Digitalisation Pursuits Start with Sound Data Governance Strategy, New Benchmark Research Says
Digitalisation initiatives truly run across financial services in a way few other technology trends do. Spanning both investment banks and asset managers, they often serve as a kind of umbrella that allows a firm to fold in multiple institutional priorities—increased processes automation, heightened regulatory compliance, and emerging technologies, among others—all at once. That can sometimes make them tricky to pin down and project-manage successfully; yet we’ve seen time and again that few ventures can make a bigger difference at a functional and enterprise level. And that is particularly so for a firm’s relationship with its data.
This summer, Gresham partnered with Financial Information Management Association (FIMA) and research firm WBR Insights to gain a closer look into where regulation, innovation, and digitalisation intersect. The survey, which pulled together responses from over 100 financial services chief data officers (CDOs) and senior data executives, exposed why undergirding digitalisation with sound data governance strategy and technology platforms is crucial today.
Increasingly, this is a natural consequence of evolving objectives, and realizing the value in the data, itself — for example, isolating and analyzing client behavior to more quickly (re)align services and investments to their needs. Still, many other digitisation projects continue to work on automation that is behind the scenes, whether standardizing and reengineering trading operations across desks, or introducing new robotics process automation (RPA) for routine data scrubbing. Sometimes, good data is the means to an end; other times it is the end, in itself.
Either way, looking at digitalisation through a data prism introduces a number of interesting challenges, as highlighted in the survey. The introduction of Europe’s GDPR privacy rules has completely upended firms’ perspectives on personal data—with an overwhelming 69 percent of those responding saying this area represent their highest area of regulatory complexity.
GDPR is primarily a data governance issue, because it asks covered institutions to map, risk-rate, control, and report upon every touch-point for client data—capabilities that many firms still lack. “Many organisations had [personal data] separate infrastructures in place,” as Mizuho CDO Gary Goldberg puts it, indicating it is primarily a refresh and integration challenge. But others speaking to researchers highlighted a more colorful variety of problems—from lack of policy clarity and perceived contradictions, to the inability to “be forgotten” via erasure personal-identifying information from distributed ledgers. Many seemed to view GDPR as throwing the industry in reverse, just as it is really kicking into innovation. Data teams must find a way to reconcile those countervailing forces.
Indeed, even putting aside regulatory compulsion, a related priority identified in the survey is more organic enablement of emerging technologies. Respondents pointed to a wide range of new applications that they will invest in over the next two years: 5 out of 6 said machine learning is on tap while almost three quarters (72 percent) pointed to other artificial intelligence. Two thirds will deploy blockchain and almost half (44 percent) are looking to RPA.
But slightly above all of these is data management technology itself—at 89 percent.

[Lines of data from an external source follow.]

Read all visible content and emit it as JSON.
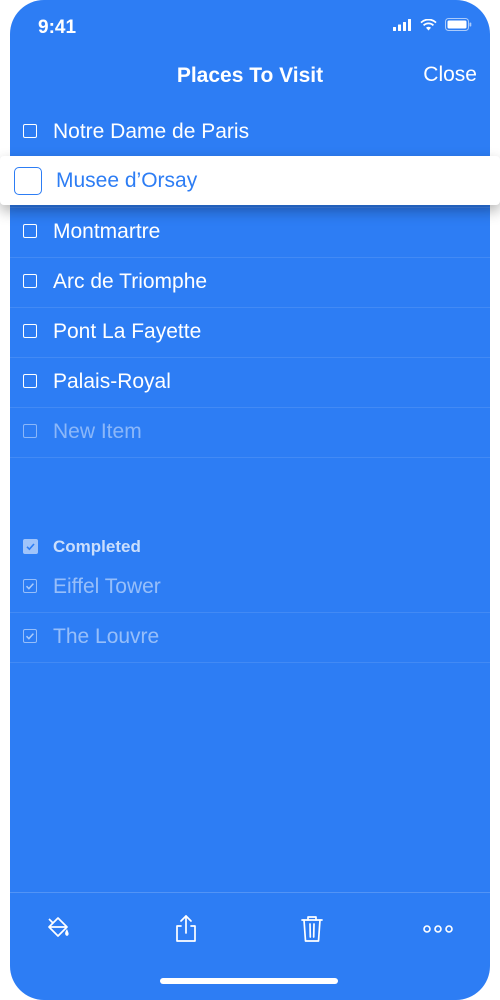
{
  "status": {
    "time": "9:41",
    "icons": [
      "cellular-signal-icon",
      "wifi-icon",
      "battery-icon"
    ]
  },
  "nav": {
    "title": "Places To Visit",
    "close_label": "Close"
  },
  "dragging_item": {
    "label": "Musee d’Orsay"
  },
  "items": [
    {
      "label": "Notre Dame de Paris"
    },
    {
      "label": ""
    },
    {
      "label": "Montmartre"
    },
    {
      "label": "Arc de Triomphe"
    },
    {
      "label": "Pont La Fayette"
    },
    {
      "label": "Palais-Royal"
    }
  ],
  "new_item": {
    "placeholder": "New Item"
  },
  "completed": {
    "header": "Completed",
    "items": [
      {
        "label": "Eiffel Tower"
      },
      {
        "label": "The Louvre"
      }
    ]
  },
  "toolbar": {
    "icons": [
      "paint-bucket-icon",
      "share-icon",
      "trash-icon",
      "more-icon"
    ]
  },
  "colors": {
    "background": "#2d7df4",
    "text": "#ffffff"
  }
}
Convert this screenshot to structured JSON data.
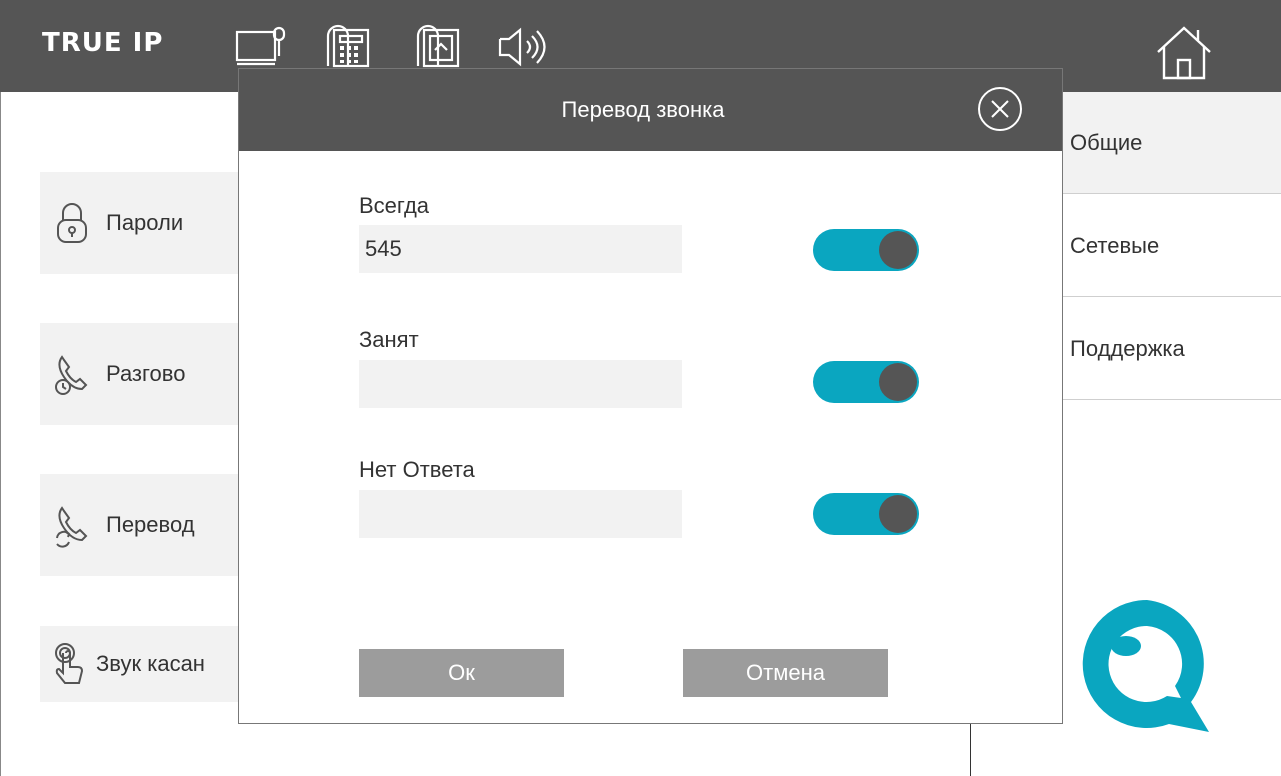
{
  "topbar": {
    "brand": "TRUE IP",
    "icons": [
      "monitor-key-icon",
      "calculator-icon",
      "sim-card-icon",
      "speaker-icon"
    ],
    "home_icon": "home-icon"
  },
  "left_menu": {
    "items": [
      {
        "label": "Пароли",
        "icon": "lock-icon"
      },
      {
        "label": "Разгово",
        "icon": "phone-clock-icon"
      },
      {
        "label": "Перевод",
        "icon": "phone-forward-icon"
      },
      {
        "label": "Звук касан",
        "icon": "touch-icon"
      }
    ]
  },
  "sidebar": {
    "items": [
      {
        "label": "Общие",
        "active": true
      },
      {
        "label": "Сетевые",
        "active": false
      },
      {
        "label": "Поддержка",
        "active": false
      }
    ]
  },
  "dialog": {
    "title": "Перевод звонка",
    "fields": [
      {
        "label": "Всегда",
        "value": "545",
        "enabled": true
      },
      {
        "label": "Занят",
        "value": "",
        "enabled": true
      },
      {
        "label": "Нет Ответа",
        "value": "",
        "enabled": true
      }
    ],
    "ok_label": "Ок",
    "cancel_label": "Отмена"
  },
  "colors": {
    "header": "#555555",
    "accent": "#0aa6c0",
    "panel": "#f2f2f2",
    "button": "#9c9c9c"
  }
}
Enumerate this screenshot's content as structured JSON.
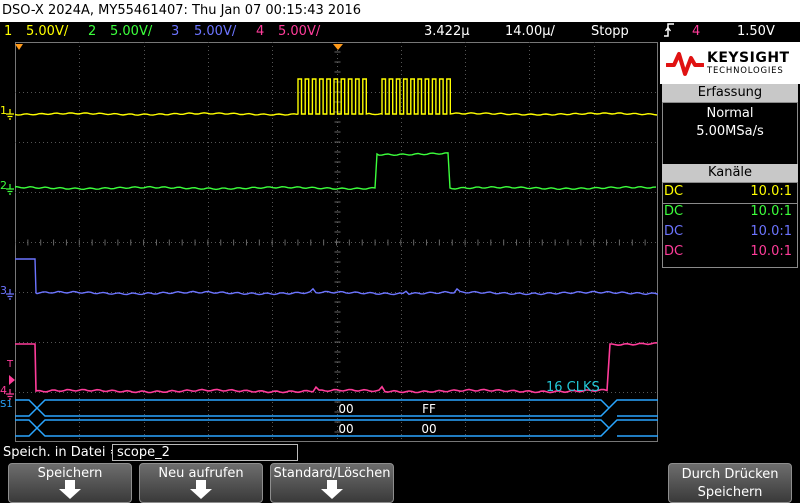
{
  "title": "DSO-X 2024A, MY55461407: Thu Jan 07 00:15:43 2016",
  "status": {
    "channels": [
      {
        "num": "1",
        "scale": "5.00V/",
        "color": "#ffff00"
      },
      {
        "num": "2",
        "scale": "5.00V/",
        "color": "#3cff3c"
      },
      {
        "num": "3",
        "scale": "5.00V/",
        "color": "#6c74ff"
      },
      {
        "num": "4",
        "scale": "5.00V/",
        "color": "#ff3c9a"
      }
    ],
    "delay": "3.422µ",
    "timebase": "14.00µ/",
    "run_state": "Stopp",
    "trigger_source": "4",
    "trigger_level": "1.50V"
  },
  "logo": {
    "brand": "KEYSIGHT",
    "sub": "TECHNOLOGIES"
  },
  "acquisition": {
    "header": "Erfassung",
    "mode": "Normal",
    "rate": "5.00MSa/s"
  },
  "channels_panel": {
    "header": "Kanäle",
    "rows": [
      {
        "coupling": "DC",
        "probe": "10.0:1",
        "color": "#ffff00"
      },
      {
        "coupling": "DC",
        "probe": "10.0:1",
        "color": "#3cff3c"
      },
      {
        "coupling": "DC",
        "probe": "10.0:1",
        "color": "#6c74ff"
      },
      {
        "coupling": "DC",
        "probe": "10.0:1",
        "color": "#ff3c9a"
      }
    ]
  },
  "markers": {
    "ch1": "1",
    "ch2": "2",
    "ch3": "3",
    "ch4": "4",
    "trigger": "T",
    "serial": "S1"
  },
  "decode": {
    "annotation": "16 CLKS",
    "bus1": [
      "00",
      "FF"
    ],
    "bus2": [
      "00",
      "00"
    ],
    "bus_color": "#2aa6ff",
    "annotation_color": "#23c8d6"
  },
  "file": {
    "label": "Speich. in Datei =",
    "value": "scope_2"
  },
  "softkeys": [
    "Speichern",
    "Neu aufrufen",
    "Standard/Löschen",
    "Durch Drücken Speichern"
  ]
}
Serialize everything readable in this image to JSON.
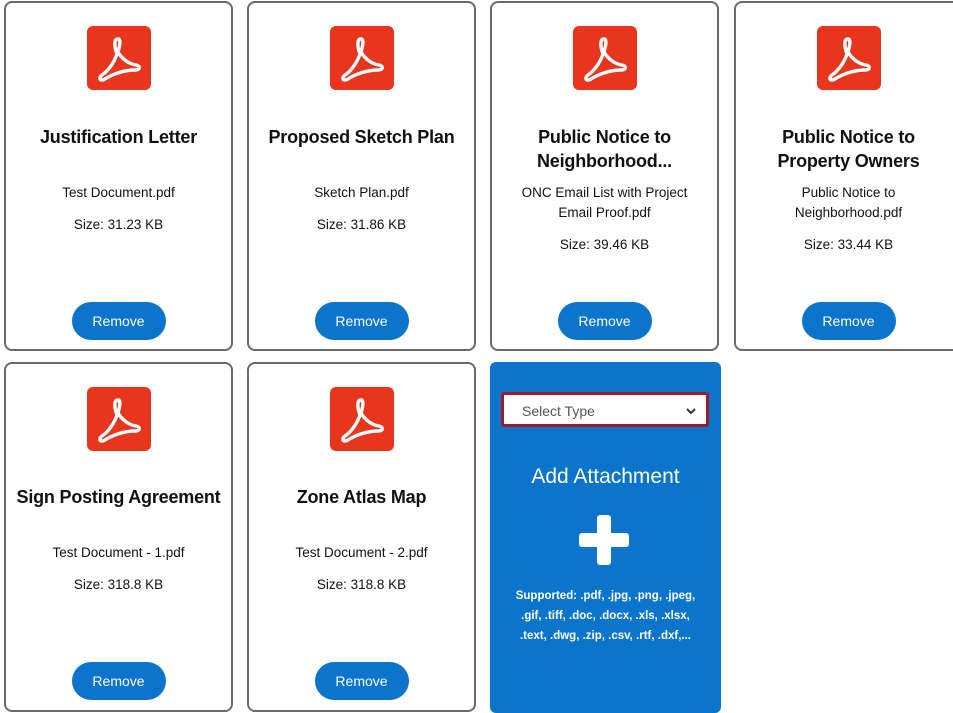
{
  "cards": [
    {
      "title": "Justification Letter",
      "filename": "Test Document.pdf",
      "size": "Size: 31.23 KB",
      "remove_label": "Remove",
      "icon": "pdf-icon"
    },
    {
      "title": "Proposed Sketch Plan",
      "filename": "Sketch Plan.pdf",
      "size": "Size: 31.86 KB",
      "remove_label": "Remove",
      "icon": "pdf-icon"
    },
    {
      "title_line1": "Public Notice to",
      "title_line2": "Neighborhood...",
      "filename_line1": "ONC Email List with Project",
      "filename_line2": "Email Proof.pdf",
      "size": "Size: 39.46 KB",
      "remove_label": "Remove",
      "icon": "pdf-icon"
    },
    {
      "title_line1": "Public Notice to",
      "title_line2": "Property Owners",
      "filename_line1": "Public Notice to",
      "filename_line2": "Neighborhood.pdf",
      "size": "Size: 33.44 KB",
      "remove_label": "Remove",
      "icon": "pdf-icon"
    },
    {
      "title": "Sign Posting Agreement",
      "filename": "Test Document - 1.pdf",
      "size": "Size: 318.8 KB",
      "remove_label": "Remove",
      "icon": "pdf-icon"
    },
    {
      "title": "Zone Atlas Map",
      "filename": "Test Document - 2.pdf",
      "size": "Size: 318.8 KB",
      "remove_label": "Remove",
      "icon": "pdf-icon"
    }
  ],
  "add_attachment": {
    "select_value": "Select Type",
    "title": "Add Attachment",
    "icon": "plus-icon",
    "supported_line1": "Supported: .pdf, .jpg, .png, .jpeg,",
    "supported_line2": ".gif, .tiff, .doc, .docx, .xls, .xlsx,",
    "supported_line3": ".text, .dwg, .zip, .csv, .rtf, .dxf,..."
  },
  "colors": {
    "accent_blue": "#0b74cb",
    "pdf_red": "#e8351e",
    "select_border": "#a3172b",
    "card_border": "#6a6a6a"
  }
}
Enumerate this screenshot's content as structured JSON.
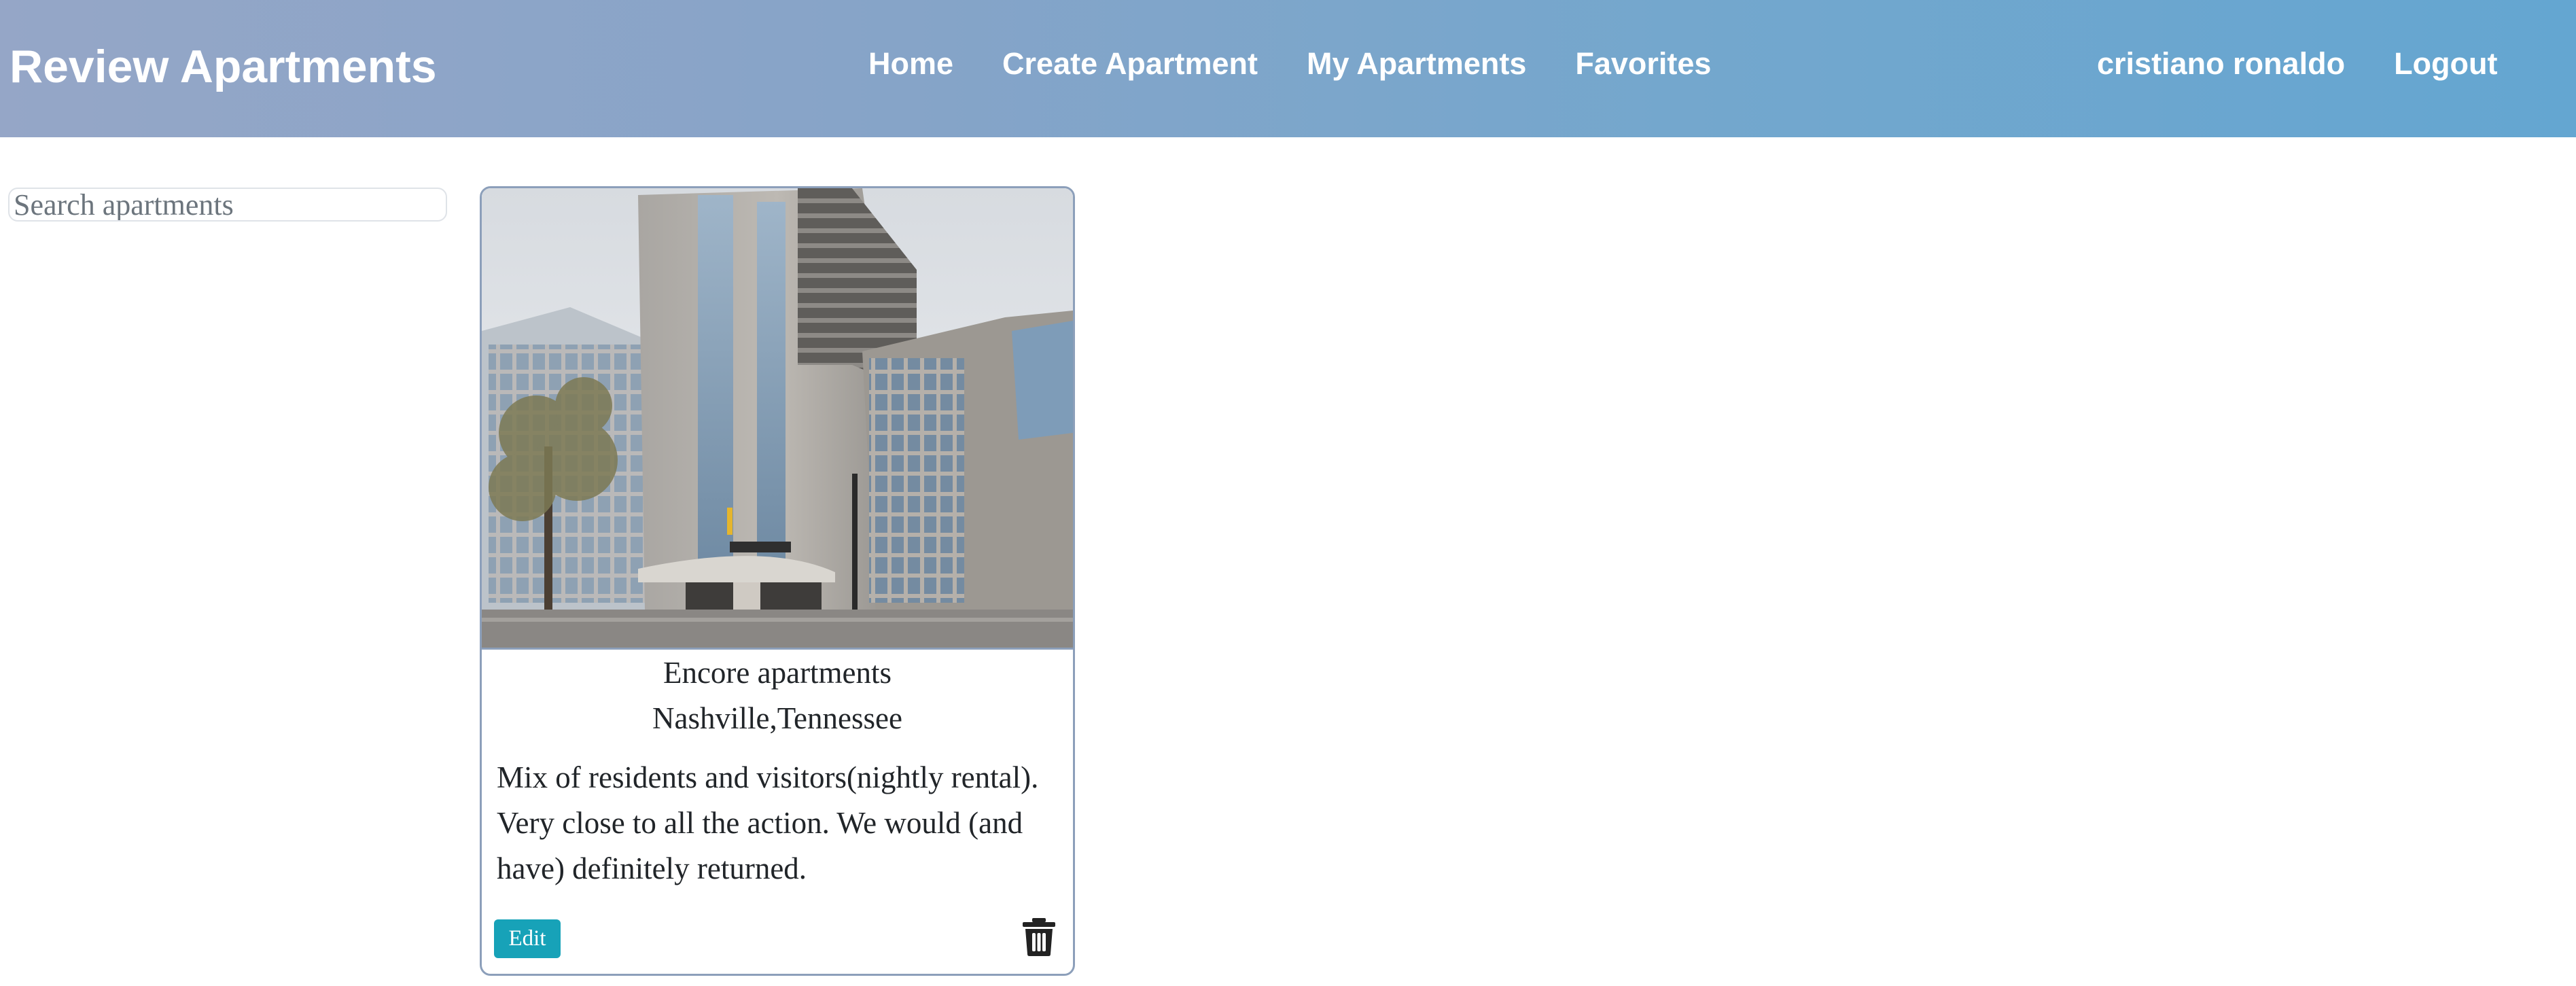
{
  "navbar": {
    "brand": "Review Apartments",
    "links": [
      "Home",
      "Create Apartment",
      "My Apartments",
      "Favorites"
    ],
    "user_name": "cristiano ronaldo",
    "logout": "Logout",
    "colors": {
      "gradient_start": "#95a6c7",
      "gradient_end": "#64a6d1",
      "text": "#ffffff"
    }
  },
  "search": {
    "placeholder": "Search apartments",
    "value": ""
  },
  "apartments": [
    {
      "image_alt": "apartment building photo",
      "title": "Encore apartments",
      "location": "Nashville,Tennessee",
      "description": "Mix of residents and visitors(nightly rental). Very close to all the action. We would (and have) definitely returned.",
      "edit_label": "Edit",
      "delete_icon": "trash-icon"
    }
  ],
  "colors": {
    "card_border": "#8c9fba",
    "edit_button": "#17a2b8",
    "text": "#212529"
  }
}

ING Group CDO Chris Bannocks said the linkage here is obvious. “All of these underlying technologies help data management, and data management helps many of the other technologies,” he argued. “Machine Learning and AI require data in a certified state, unless you burden those technologies with data quality work.”
But another reason plays out in the numbers, too. Firms are using digitalisation impetus for data governance because they generally feel their capabilities lag behind their ambitions. For instance, only 13 percent rated their data governance in the highest possible category for effectiveness, while nearly half (48 percent) said they are acutely or very aware of the gaps in their data infrastructure. Institutional visibility of the issue is rising as more is being asked of the data stack today, and Bannocks posits that “the target end-state for the [chief] data office in many banks” is analytics-driven value extraction. Already, a strong and surprisingly high number—in fact, a majority—of respondents say that “all” data management decisions are now made with this end-objective in mind.
The full report, which can be downloaded here, touches on a number of additional areas related to digitalisation, including assessment of vendor relationships and the rising importance of industry utilities and mutualization.
Overall, however, the research makes clear that digitalisation projects are taking their data governance aspects (and problems) more seriously than ever before. Sound strategy—including higher attention paid to data integrity—is core to these transformation initiatives delivering on their promise.